Reviews and Endorsements
Jayati Ghosh, Jawaharlal Nehru University
Luigi Russi takes up an issue that will dominate the lives of people everywhere in the coming years: the adequacy and safety of our food. He brings insights from the worlds of finance, legal sociology and political economy to link processes of global capitalism with the appalling persistence and increase of hunger and malnutrition. A must read.
David Barling, City University London
Russi issues a stark warning, as he identifies how the drive for profits and the deregulation of commodity trading are re-shaping the business strategies of the large corporations who procure, broker and reassemble our food. The result is the acceleration of the ecological crises facing the food supply.
Jan Douwe van der Ploeg, Wageningen University
This is a thought-provoking book on the food industries and how these are entangled with the world of finance. It is theoretically well grounded, original and rich in empirical detail. It is an important contribution to the international debate on the future of agriculture.
Geoffrey Lawrence, Journal of Peasant Studies
In Hungry Capital, Luigi Russi takes the reader through the highly complex world of finance, explaining, in a relatively uncomplicated manner, how a system that conventionally lent funds as a basis for regulating society’s scarce resources has emerged as a ‘hall of mirrors’ where monies traded have little or no connection with market fundamentals.
Peter Robbins, author of Stolen Fruit: The Tropical Commodities Disaster
Luigi Russi has made a significant contribution to the unpicking of the relationship between finance and food by opening up for scrutiny the powerful and uncontrolled forces operating in this obscure and complex trading system, which has only just been recognised as giving rise to a crisis which is as potentially damaging as the failure to maintain control of the world’s banking industry.
Anastasia Nesvetailova, City University London
At a time when finance and food are the epicentre of global crises, Luigi Russi’s study provides a unique insight into the dynamics driving these complex but critical chains of human economic interaction. A must read for anyone analysing complex socio-economic processes and the potential for social progress.
Ole Bjerg, Copenhagen Business School
Hungry Capital provides a timely and novel analysis of the new frontier of financial capitalism.
In conversation with Chris McLeod on the subject matter of Hungry Capital. Discussing the impact of financial speculation on vulnerable populations and the definition of fresh milk, among other things.

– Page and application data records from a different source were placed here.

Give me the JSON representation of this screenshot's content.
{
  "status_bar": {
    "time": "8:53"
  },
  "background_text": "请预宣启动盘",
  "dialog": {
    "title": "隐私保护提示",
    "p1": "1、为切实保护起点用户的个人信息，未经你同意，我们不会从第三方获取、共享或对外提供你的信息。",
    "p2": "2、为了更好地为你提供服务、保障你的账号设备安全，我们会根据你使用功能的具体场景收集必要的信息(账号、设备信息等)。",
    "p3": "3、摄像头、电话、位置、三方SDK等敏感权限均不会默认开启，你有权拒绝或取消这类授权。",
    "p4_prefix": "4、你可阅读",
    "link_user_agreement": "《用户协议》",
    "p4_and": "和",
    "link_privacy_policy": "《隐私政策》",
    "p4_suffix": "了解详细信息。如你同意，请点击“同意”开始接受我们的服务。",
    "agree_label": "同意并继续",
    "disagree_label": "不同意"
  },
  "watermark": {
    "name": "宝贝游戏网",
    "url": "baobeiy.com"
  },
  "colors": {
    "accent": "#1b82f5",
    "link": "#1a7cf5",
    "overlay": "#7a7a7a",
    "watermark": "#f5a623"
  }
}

Length: fifty-two minutes 17 seconds Source: The GoodCast, 2013
A presentation of Hungry Capital, delivered at the International University College of Turin. Introducing food as co-production, and the challenges coming to it from the multiple processes of financialization.
Length: fifty-eight minutes
Source: IUC Turin, 2013